By Jess Szabo, Arts Writer
By Jess Szabo, Arts Writer
Most editions of The Heat Beat focus on the music played on Phoenix Radio. Today, we are expanding our focus with one for all the local musicians who listen for inspiration, and those inspired to be musicians, DJs, or program hosts.
Use great caution when being alone with people you do not know well
Even if you create while alone, you probably meet up with a lot of other people in the course of your career. You communicate with strangers to schedule recording sessions, gigs, parties, and other events. Remember that no matter how friendly and accommodating everyone way come across, some people are safe to be around alone, and some are not. If you need to meet someone you have never met before in person,. try to ensure that the meeting occurs at your place of business or theirs, or arrange to meet at your favorite hangout, at least for the first meeting or two. Never go alone to a stranger’s home, or invite them to yours.
Have a safe contact
Anytime you are going to be meeting with someone you do not know, or expect to be gone alone for a long period of time, make sure someone you know and trust knows where you are going to be, what time the event starts and ends, and what time you expect to be home. It can be as simple as leaving a flier from your performance on the table where your roommate can see it, with a note that you will be back in three hours, or looking at your spouse and saying, “I’m DJing at a party until one in the morning, then coming straight home”. Keep your cell phone charged and take it with you in case you need to let them know of changed plans, or need them to pick you up or get you an Uber or Lyft ride.
Carefully check the background of photos before you post them online
That photo of the instrument or equipment you’re trying to sell may seem perfectly safe to post online, until you take a second look and realize someone could easily zoom in on the bulletin board in the background and read your address off the electric bill you pinned up there. Blur and crop any photo that reveals details that allow anyone who sees the photos to pinpoint exactly where you live. Don’t forget to check for reflections in mirrors and windows.
Have someone you trust watch your valuable items during a performance or presentation
Sure, most of the people where you regularly perform and/or hang out are great. They would never take anything of yours and they would always look out for you. But those people are all going to be paying attention to your performance. They would not notice if someone new came in. Prevent loss or theft by making sure your partner or friend is going to remain at your table to watch your bag, wallet, purse, and phone before you get onstage or go to warm up.
Never leave your food or drink unattended
We all have a bad habit of forgetting this one. It’s just too easy to set a drink down in the break area and walk over to talk to a friend. But it only takes a second to slip something into a drink. Make grabbing your cup or plate as automatic as making sure you have your bag or wallet with you when you move from place to place. If you need to go somewhere you can’t take food, like to the restroom or into a booth, have someone you know stay with it, or let the waitstaff or event host know you need to leave your table, and need to leave your coffee cup on the counter in their view.

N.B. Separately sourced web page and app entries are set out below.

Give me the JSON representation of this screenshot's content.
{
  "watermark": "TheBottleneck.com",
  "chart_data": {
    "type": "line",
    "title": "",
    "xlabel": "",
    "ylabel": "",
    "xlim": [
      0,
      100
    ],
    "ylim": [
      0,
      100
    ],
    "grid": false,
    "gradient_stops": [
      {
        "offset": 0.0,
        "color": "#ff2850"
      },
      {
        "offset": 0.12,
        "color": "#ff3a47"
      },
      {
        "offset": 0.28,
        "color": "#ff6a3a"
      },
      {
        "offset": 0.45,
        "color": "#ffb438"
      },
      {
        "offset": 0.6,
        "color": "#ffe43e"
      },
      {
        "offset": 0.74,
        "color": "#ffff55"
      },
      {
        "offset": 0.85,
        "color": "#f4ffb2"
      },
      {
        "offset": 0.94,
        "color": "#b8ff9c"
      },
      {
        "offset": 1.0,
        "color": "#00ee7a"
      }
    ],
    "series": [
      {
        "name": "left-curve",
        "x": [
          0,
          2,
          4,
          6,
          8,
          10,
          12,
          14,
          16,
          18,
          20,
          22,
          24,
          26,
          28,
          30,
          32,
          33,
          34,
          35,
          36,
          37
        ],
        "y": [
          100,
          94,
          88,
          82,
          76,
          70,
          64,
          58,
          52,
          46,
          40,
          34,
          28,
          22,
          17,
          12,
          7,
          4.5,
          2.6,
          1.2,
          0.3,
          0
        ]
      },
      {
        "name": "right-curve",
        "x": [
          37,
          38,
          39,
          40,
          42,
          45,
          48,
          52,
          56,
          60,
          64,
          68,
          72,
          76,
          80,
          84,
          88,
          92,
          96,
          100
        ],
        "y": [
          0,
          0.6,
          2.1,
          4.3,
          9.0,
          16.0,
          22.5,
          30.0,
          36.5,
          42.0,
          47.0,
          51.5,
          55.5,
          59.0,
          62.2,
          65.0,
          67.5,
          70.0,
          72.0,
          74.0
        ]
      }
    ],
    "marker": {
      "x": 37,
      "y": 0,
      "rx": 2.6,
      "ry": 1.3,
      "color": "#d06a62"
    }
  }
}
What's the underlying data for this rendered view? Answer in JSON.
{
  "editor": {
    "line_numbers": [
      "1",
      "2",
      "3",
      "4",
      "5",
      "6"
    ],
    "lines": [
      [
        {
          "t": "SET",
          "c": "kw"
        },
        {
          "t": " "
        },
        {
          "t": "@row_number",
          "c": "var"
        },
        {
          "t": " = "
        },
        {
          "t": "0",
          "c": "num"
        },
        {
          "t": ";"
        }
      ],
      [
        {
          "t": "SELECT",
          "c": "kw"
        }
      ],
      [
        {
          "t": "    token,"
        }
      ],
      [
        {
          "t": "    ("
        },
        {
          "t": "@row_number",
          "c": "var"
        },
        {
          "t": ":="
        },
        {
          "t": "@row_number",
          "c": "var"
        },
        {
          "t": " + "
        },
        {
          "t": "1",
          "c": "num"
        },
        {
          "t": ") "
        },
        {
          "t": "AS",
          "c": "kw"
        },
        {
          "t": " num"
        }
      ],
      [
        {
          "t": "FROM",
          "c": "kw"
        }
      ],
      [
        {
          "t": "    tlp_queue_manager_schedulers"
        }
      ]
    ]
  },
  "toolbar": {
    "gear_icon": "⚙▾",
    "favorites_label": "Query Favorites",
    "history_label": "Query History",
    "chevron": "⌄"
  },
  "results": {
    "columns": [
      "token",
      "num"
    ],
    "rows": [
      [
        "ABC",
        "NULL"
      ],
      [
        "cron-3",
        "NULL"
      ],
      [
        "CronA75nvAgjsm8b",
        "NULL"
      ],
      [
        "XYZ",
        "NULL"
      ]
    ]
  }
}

Reach out to others if you need help
If you’re meeting with someone who begins to make you uncomfortable, or someone says something unsettling to you at a performance or event, talk to the event sponsor or business owner, or reach out to someone you know from past events or hanging out around town. Even if you can handle it, someone else may appreciate the warning.
These are just a few of the safety rules we all know, but often forget in the excitement of returning to in-person gigs and events. Keep playing, and keep looking out for each other.
Jess Szabo is a writing teacher, novelist, and writer for other artists from Utica. See more of her writing at www.artistcafeutica.com